A pair of massive debris clouds shot out in space on Tuesday night after two big communications satellites collided in the first-ever crash of two intact spacecraft in orbit.
NASA said it will take weeks to determine the full magnitude of the crash, which occurred nearly 800 kilometres over Siberia on Tuesday.
"We knew this was going to happen eventually," said Mark Matney, an orbital debris scientist at Johnson Space Center in Houston.
The collision was between an Iridium commercial satellite launched in 1997 and a Russian satellite launched in 1993 and believed to be nonfunctioning. The Russian satellite was out of control, Matney said.
The Iridium craft weighed 560 kilograms and the Russian craft nearly a tonne.
Iridium Holdings LLC has a system of 65 active satellites that relay calls from portable phones that are about twice the size of a regular mobile phone. It has more than 300,000 subscribers. The U.S. Department of Defence is one of its largest customers.
The company said the loss of the satellite was causing brief, occasional outages in its service and that it expected to have the problem fixed by Friday.
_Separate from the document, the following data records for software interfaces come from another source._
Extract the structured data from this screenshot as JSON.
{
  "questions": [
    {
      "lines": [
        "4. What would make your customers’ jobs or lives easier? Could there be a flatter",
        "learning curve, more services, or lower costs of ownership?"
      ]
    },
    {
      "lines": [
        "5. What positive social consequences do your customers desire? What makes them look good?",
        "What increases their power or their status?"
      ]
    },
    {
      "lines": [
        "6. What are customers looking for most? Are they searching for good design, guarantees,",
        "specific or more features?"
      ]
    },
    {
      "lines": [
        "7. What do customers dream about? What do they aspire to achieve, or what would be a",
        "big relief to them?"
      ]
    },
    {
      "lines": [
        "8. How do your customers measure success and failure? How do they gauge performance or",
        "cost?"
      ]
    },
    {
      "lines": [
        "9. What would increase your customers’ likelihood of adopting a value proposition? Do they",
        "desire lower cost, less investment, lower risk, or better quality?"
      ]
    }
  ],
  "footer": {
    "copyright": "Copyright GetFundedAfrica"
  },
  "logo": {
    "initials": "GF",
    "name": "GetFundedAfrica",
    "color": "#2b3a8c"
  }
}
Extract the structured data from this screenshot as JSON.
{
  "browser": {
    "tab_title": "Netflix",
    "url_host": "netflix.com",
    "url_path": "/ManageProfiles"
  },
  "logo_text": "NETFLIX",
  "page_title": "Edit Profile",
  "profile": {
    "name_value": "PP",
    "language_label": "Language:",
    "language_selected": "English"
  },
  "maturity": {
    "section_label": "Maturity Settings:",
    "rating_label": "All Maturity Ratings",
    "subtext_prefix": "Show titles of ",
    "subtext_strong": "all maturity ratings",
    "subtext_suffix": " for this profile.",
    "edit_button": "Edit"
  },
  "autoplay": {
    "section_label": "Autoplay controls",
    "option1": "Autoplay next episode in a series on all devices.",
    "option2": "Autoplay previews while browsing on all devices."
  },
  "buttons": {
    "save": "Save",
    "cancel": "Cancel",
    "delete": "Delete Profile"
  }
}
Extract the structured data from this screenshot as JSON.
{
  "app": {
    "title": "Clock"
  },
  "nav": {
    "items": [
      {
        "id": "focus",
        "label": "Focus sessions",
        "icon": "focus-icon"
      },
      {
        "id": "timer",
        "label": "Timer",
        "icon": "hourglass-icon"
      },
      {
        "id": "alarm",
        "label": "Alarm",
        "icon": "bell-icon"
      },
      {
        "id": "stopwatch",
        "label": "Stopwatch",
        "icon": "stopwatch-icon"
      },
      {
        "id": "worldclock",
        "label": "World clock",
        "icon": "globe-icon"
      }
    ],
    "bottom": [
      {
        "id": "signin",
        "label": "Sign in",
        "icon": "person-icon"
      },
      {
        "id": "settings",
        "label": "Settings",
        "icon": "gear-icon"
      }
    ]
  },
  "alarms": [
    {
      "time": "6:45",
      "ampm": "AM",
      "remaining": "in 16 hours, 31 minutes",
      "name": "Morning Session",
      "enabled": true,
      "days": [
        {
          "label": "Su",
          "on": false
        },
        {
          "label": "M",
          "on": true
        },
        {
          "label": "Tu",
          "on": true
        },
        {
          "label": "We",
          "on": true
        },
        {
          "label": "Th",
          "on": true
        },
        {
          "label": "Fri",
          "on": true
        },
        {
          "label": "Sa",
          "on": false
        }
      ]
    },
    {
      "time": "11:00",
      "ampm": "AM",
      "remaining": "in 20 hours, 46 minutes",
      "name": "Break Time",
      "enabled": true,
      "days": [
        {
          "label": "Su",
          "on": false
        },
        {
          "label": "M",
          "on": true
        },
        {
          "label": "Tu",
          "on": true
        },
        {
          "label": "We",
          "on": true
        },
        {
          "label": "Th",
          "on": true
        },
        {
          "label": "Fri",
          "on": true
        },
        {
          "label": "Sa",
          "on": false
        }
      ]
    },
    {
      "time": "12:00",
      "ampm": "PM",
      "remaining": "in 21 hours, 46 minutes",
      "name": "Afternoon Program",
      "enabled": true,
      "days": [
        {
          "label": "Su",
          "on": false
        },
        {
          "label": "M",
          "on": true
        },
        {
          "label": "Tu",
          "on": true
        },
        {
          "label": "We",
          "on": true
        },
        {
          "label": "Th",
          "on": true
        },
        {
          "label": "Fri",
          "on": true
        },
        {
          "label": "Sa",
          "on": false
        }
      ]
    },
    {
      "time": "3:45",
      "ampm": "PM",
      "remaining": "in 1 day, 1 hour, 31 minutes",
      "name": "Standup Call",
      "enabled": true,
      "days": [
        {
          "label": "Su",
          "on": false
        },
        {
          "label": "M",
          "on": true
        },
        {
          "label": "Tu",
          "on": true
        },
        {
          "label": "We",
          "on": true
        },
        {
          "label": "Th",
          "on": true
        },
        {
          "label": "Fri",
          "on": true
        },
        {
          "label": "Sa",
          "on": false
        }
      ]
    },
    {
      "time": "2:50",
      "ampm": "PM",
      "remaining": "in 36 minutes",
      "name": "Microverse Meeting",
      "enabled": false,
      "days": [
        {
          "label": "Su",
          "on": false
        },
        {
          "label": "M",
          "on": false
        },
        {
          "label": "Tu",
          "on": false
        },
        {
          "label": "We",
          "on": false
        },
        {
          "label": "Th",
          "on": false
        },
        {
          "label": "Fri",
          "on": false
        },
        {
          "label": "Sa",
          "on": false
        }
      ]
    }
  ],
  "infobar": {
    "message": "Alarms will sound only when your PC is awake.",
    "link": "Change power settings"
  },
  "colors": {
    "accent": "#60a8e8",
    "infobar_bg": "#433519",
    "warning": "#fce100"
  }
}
Iridium also said it expects to replace the lost satellite with one of its eight in-orbit spares within 30 days.
No one has any idea yet how many pieces of debris were created by the collision or how big they might be, Matney said.
"Right now, they're definitely counting dozens," Matney said. "I would suspect that they'll be counting hundreds when the counting is done."
With pieces the size of micrometres, the count will likely be in the thousands, he added.
Space shuttle shouldn't be in danger: NASA
NASA believes any risk to the International Space Station and the three astronauts aboard is low. The space station orbits about 430 kilometres below the collision course.
There also should be no danger to the space shuttle set to launch with seven astronauts on Feb. 22, officials said, but that will be re-evaluated in the coming days.
Nicholas Johnson, an orbital debris expert at the Houston space centre, said the risk of damage from Tuesday's collision is greater for the Hubble Space Telescope and Earth-observing satellites, which are in higher orbit and nearer the debris field.
There have been four other cases in which space objects have collided accidentally in orbit, NASA said, but those were considered minor and involved parts of spent rockets or small satellites.
Roughly 17,000 pieces of manmade debris are orbiting Earth, Johnson said.
The items — which are only counted and watched if they are at least 10 centimetres — are monitored by the U.S. Space Surveillance Network, which spotted the debris clouds on Tuesday.